The besuited Macron spent more than an hour debating with workers amid chaotic scenes as dozens of TV camera teams crowded around him.
On the attack
Le Pen, 48, was back on the attack on Thursday saying her rival, a former banker, supported “an ultra-liberal economy” and “total deregulation”.
Macron hit back in a Twitter message that reminded voters of the National Front (FN) candidate's pledge to pull out of the eurozone and hold a referendum on France's membership of the European Union.
“Madame Le Pen has gone fishing. Have a good trip. Withdrawing from Europe as she proposes would mean the end of the French fishing industry. Think about that,” he wrote.
The latest poll suggests Macron will defeat Le Pen by a margin of 21 points in the runoff on May 7, and figures from France's traditional left and right — both absent from the second round — have backed him too.
But Macron, a former economy minister who has never held elected office, faced criticism after topping the vote in the first round that he made a complacent start to his second-round campaign.
Le Pen has tried to capitalise by popping up in industrially depressed areas of northern France before the journey to the Mediterranean coast.
Later Thursday, she will hold a major rally in the Riviera city of Nice, a rightwing stronghold where she will try to win over voters who preferred Francois Fillon — the conservative candidate who was knocked out in Sunday's first round.
Macron, stung by the criticism that he was not taking the fight to his rival, told supporters on Wednesday: “I will not allow her a centimetre of space, not a second of respite, not an ounce of energy.”
The “Battle of Amiens” at the Whirlpool factory — as leftwing daily Liberation called it — was the standout moment of the campaign so far, even though the candidates were not at the site at the same time.
Le Pen's supporters seized on comments from high-profile economist Jacques Attali, who backs Macron, that the Whirlpool issue was a mere “anecdote” of the campaign.

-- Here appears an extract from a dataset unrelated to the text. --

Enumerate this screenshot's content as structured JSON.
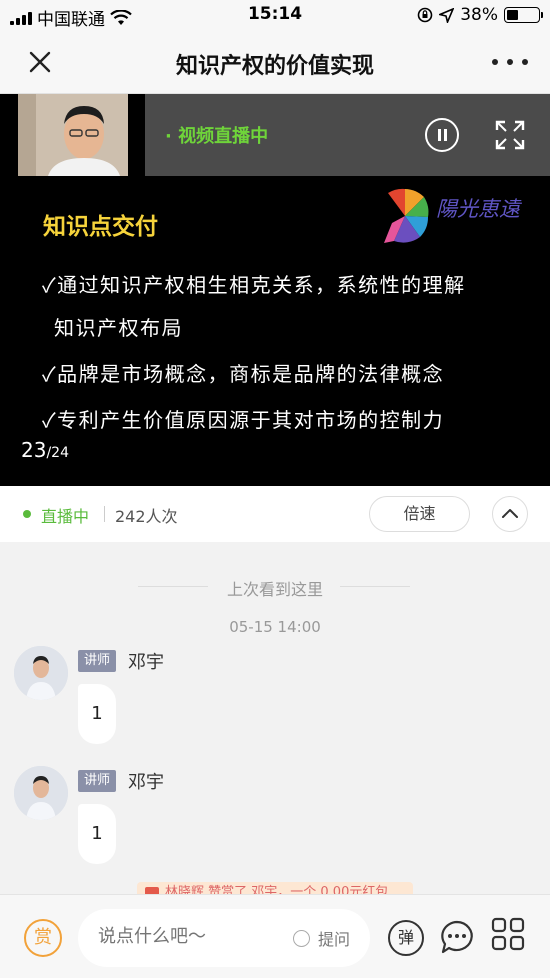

There was a reminder of the legal woes surrounding her campaign when a source in the French investigation into alleged FN expenses fraud at the European Parliament said the sum involved was now believed to be nearly five million euros ($5.5 million), more than twice an initial estimate.
The parliament accuses the FN of using funds meant for parliamentary assistants to pay staff including a bodyguard to work in France between 2012 and 2017, which contravenes the assembly's rules.
In March, Le Pen invoked her immunity as an MEP in refusing to submit to questioning by French prosecutors until after the election.
Graffiti reads “Neither Le Pen, nor Macron” near the Eiffel Tower in Paris.